(Data excerpts begins)

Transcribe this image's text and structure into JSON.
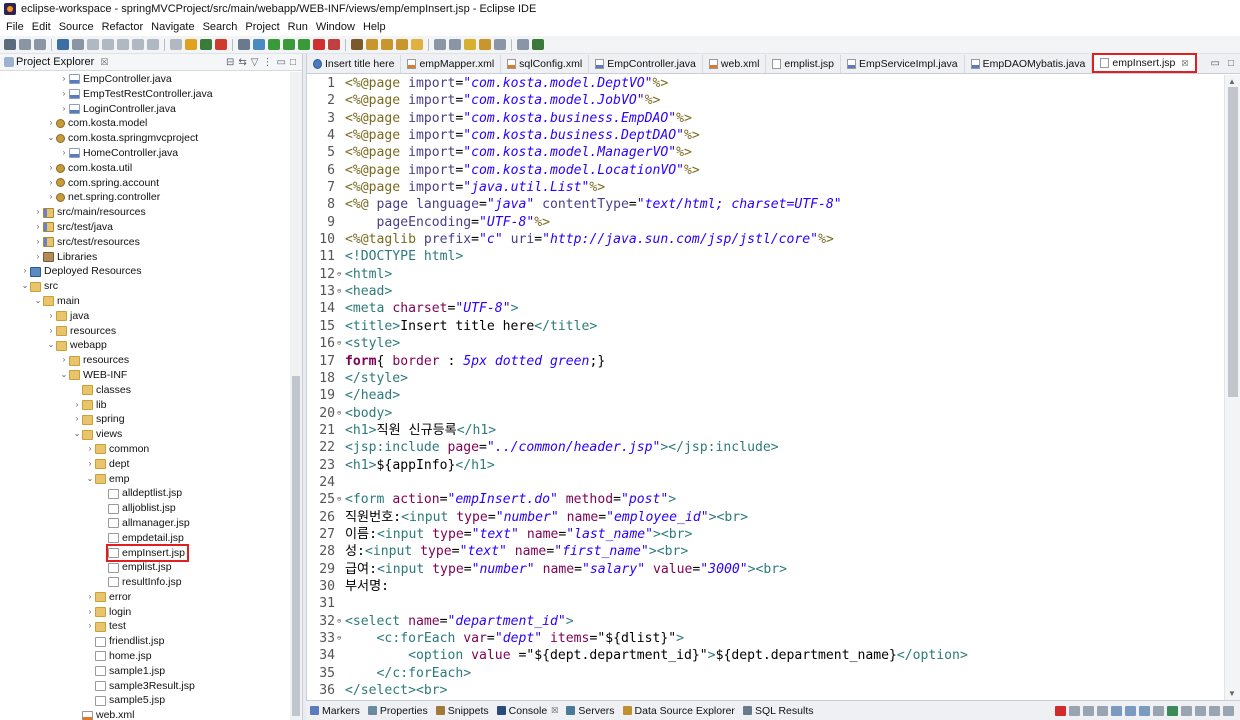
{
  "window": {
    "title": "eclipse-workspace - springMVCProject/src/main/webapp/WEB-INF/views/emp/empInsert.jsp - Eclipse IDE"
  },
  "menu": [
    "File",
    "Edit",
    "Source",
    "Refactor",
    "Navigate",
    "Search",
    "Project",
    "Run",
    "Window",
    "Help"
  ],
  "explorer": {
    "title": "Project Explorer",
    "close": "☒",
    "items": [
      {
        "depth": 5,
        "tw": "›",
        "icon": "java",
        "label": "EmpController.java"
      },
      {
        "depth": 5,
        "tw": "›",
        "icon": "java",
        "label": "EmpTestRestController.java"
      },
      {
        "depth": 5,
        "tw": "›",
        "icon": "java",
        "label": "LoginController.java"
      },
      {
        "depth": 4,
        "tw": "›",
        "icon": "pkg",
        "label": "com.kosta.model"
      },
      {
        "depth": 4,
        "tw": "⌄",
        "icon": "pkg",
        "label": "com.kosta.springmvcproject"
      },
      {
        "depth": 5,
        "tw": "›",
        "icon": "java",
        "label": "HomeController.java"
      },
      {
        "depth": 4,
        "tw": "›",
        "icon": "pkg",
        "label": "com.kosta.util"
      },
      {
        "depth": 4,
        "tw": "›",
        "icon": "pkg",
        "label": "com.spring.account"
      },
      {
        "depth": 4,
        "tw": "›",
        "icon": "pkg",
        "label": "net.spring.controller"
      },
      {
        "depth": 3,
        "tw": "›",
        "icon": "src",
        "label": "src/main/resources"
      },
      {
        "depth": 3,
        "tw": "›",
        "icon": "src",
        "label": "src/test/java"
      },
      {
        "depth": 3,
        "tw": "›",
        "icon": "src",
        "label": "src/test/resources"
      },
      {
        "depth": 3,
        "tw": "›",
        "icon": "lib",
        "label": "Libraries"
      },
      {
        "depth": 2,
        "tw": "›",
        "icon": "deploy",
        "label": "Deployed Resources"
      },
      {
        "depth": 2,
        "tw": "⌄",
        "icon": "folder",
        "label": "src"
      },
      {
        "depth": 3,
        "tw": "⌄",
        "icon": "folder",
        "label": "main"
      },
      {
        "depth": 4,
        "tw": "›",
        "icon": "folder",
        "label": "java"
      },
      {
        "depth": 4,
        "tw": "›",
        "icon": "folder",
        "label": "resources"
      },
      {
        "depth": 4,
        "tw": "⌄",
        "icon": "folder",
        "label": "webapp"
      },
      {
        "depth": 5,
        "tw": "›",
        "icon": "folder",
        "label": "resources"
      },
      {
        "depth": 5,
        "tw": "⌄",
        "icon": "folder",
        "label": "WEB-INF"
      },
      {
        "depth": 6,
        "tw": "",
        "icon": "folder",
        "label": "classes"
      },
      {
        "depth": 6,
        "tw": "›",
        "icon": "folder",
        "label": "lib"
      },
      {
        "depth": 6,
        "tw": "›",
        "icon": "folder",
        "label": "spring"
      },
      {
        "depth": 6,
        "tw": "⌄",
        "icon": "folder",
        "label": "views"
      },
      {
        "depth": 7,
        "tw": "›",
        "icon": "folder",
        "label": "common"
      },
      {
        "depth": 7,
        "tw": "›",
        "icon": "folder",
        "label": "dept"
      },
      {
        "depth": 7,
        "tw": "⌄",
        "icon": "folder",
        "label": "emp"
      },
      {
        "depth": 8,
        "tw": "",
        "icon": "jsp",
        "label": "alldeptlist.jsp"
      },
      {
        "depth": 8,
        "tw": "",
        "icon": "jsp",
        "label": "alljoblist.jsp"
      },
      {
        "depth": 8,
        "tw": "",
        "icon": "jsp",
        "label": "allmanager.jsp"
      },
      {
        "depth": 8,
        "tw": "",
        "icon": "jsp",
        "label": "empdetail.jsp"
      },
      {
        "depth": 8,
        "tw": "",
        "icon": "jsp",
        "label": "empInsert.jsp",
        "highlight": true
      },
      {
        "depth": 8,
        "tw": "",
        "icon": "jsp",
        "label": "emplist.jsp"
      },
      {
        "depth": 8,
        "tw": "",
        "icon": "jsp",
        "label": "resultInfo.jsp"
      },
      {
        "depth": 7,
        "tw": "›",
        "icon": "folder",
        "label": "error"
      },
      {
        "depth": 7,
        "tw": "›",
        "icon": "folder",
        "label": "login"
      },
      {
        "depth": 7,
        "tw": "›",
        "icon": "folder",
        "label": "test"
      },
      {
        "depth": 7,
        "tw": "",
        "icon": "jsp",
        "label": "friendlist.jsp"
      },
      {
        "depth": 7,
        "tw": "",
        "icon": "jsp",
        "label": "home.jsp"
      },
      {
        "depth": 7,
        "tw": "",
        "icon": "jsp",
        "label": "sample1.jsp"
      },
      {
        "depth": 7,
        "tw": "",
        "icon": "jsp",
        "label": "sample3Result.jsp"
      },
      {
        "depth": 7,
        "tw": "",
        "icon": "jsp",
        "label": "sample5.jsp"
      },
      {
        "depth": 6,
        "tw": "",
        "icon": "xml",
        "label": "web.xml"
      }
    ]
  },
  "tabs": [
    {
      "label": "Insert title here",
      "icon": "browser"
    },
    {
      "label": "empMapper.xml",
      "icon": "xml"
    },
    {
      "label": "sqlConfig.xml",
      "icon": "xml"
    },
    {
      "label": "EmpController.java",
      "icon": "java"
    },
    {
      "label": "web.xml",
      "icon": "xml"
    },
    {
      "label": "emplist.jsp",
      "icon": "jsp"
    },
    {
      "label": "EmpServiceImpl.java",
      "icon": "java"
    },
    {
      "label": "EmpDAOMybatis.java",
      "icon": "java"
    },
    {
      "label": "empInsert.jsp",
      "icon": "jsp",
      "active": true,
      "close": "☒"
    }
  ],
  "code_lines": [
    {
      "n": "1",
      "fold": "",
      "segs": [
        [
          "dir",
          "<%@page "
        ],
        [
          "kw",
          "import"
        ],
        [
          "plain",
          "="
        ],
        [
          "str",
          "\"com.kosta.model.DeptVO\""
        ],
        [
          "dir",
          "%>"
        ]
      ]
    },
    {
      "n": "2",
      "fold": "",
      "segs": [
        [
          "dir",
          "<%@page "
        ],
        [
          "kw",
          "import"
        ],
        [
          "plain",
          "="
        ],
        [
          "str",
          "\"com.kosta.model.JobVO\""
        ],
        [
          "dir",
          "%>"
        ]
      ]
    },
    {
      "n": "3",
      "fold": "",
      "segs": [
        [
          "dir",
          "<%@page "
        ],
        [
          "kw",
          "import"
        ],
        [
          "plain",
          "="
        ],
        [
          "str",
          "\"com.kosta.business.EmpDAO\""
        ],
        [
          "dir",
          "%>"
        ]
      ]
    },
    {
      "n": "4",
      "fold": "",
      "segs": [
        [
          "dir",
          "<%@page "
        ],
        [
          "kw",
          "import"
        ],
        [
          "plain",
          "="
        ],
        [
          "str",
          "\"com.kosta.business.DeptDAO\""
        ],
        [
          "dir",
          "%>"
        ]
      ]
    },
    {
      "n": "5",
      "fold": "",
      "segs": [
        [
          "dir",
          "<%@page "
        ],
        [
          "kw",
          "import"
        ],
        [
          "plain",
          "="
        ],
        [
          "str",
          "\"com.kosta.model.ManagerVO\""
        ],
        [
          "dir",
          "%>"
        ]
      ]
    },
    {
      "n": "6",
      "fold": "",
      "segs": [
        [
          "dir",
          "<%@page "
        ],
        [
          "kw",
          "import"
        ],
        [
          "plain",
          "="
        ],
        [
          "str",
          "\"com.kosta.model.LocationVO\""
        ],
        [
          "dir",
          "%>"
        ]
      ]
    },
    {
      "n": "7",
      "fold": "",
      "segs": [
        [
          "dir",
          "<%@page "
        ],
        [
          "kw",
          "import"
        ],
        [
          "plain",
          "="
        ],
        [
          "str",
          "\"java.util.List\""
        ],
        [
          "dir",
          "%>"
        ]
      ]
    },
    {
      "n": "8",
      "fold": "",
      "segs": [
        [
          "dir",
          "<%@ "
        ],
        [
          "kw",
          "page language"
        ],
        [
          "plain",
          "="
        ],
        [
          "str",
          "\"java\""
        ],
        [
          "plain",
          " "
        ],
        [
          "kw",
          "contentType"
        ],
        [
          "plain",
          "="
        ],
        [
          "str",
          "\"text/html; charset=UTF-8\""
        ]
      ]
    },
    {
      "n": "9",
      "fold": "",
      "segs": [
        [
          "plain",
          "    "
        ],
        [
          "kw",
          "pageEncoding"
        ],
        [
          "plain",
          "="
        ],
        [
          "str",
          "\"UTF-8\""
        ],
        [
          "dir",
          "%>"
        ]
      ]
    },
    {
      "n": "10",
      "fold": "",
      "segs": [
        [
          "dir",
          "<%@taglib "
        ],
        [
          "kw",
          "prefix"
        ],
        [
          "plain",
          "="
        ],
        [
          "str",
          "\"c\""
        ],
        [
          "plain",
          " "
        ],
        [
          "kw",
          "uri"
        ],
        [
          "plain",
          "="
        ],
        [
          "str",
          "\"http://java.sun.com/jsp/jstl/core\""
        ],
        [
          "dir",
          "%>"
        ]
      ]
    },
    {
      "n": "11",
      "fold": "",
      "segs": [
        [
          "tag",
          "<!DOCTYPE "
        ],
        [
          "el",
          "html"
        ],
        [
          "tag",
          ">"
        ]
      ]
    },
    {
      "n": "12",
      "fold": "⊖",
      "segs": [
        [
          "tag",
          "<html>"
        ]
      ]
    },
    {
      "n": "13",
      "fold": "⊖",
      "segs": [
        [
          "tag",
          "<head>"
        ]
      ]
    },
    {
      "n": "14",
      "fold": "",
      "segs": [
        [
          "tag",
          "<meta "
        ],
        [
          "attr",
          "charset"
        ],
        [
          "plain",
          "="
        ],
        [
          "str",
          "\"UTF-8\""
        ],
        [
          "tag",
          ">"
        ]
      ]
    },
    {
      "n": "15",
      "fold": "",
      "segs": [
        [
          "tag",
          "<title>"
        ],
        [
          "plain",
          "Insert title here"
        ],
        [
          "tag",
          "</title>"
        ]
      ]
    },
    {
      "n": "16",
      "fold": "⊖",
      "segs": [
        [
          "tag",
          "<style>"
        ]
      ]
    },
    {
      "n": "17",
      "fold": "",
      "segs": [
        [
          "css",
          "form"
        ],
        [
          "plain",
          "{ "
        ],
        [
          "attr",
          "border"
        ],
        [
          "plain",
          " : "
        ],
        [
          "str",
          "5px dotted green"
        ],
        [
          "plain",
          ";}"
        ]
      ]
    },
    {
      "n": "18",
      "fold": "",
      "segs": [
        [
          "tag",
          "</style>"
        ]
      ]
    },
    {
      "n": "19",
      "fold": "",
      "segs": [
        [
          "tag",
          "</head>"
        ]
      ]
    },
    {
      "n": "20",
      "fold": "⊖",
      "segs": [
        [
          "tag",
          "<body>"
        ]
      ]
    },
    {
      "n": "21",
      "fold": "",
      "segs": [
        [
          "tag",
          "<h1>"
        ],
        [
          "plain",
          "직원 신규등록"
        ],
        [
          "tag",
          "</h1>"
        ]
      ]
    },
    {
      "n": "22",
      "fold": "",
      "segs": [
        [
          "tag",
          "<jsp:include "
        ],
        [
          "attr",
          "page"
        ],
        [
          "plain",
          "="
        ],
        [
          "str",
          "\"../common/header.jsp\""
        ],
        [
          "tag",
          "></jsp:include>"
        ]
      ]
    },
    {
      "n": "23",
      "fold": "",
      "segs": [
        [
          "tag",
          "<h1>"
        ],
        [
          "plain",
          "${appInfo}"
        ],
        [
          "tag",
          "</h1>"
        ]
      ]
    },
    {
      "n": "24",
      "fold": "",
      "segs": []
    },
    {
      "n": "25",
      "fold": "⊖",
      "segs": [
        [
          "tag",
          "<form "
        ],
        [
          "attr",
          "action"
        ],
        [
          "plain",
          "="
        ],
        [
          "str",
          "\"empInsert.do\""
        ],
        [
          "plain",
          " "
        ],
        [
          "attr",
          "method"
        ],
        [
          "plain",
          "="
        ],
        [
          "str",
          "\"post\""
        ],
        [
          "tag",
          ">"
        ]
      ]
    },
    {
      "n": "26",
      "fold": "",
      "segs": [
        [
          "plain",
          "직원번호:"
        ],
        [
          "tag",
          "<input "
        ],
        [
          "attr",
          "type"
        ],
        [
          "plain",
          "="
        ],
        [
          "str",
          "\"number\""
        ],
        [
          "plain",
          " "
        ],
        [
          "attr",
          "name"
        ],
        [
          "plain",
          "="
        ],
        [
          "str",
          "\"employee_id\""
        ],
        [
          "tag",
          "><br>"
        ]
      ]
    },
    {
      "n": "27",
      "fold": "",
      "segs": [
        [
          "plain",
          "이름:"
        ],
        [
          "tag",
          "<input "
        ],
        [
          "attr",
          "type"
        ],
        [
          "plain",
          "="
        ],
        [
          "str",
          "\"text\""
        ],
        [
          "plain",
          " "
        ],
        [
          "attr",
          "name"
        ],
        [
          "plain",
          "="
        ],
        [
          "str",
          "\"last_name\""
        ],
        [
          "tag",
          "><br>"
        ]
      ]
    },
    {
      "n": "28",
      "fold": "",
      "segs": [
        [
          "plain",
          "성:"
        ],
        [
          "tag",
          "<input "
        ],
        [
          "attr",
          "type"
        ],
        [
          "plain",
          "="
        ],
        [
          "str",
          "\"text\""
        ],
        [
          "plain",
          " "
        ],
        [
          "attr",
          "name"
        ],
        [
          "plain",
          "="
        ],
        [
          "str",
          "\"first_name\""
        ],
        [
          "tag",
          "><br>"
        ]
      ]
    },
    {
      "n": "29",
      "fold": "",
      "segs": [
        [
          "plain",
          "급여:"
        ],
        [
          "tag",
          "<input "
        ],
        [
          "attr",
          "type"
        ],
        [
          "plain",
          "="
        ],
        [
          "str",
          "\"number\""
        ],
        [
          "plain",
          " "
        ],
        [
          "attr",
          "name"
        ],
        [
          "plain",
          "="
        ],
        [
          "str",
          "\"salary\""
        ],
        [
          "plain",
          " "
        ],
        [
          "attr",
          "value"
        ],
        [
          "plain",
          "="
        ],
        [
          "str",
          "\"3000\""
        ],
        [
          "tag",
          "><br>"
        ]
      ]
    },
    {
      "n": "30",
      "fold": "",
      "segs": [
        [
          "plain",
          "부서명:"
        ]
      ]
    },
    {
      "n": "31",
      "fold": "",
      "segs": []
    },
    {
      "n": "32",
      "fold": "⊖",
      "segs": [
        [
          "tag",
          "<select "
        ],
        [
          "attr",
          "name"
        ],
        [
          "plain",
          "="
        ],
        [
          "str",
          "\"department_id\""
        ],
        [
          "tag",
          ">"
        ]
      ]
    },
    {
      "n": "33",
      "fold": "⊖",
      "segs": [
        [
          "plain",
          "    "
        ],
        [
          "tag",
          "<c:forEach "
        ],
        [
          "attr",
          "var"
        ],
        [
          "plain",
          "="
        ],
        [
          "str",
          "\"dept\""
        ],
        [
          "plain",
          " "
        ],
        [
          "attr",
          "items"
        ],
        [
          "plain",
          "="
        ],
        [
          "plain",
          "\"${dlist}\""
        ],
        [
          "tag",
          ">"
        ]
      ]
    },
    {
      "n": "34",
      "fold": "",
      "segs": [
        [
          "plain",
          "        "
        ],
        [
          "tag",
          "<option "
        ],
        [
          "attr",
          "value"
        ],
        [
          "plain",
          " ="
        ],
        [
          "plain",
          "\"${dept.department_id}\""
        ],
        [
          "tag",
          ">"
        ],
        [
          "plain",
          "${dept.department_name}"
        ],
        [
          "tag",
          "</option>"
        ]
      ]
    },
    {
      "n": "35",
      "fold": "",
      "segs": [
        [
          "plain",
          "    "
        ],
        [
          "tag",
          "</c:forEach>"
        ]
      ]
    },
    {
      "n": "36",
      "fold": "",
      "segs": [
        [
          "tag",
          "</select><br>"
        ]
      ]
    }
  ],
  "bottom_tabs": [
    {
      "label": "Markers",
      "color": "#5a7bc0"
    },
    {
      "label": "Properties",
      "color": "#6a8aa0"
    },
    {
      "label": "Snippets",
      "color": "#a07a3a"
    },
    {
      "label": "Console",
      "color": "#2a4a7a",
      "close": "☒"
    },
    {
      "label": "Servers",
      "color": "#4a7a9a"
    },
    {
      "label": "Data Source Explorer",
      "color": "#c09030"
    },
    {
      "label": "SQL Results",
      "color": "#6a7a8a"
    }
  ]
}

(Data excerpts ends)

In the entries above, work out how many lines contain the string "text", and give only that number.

4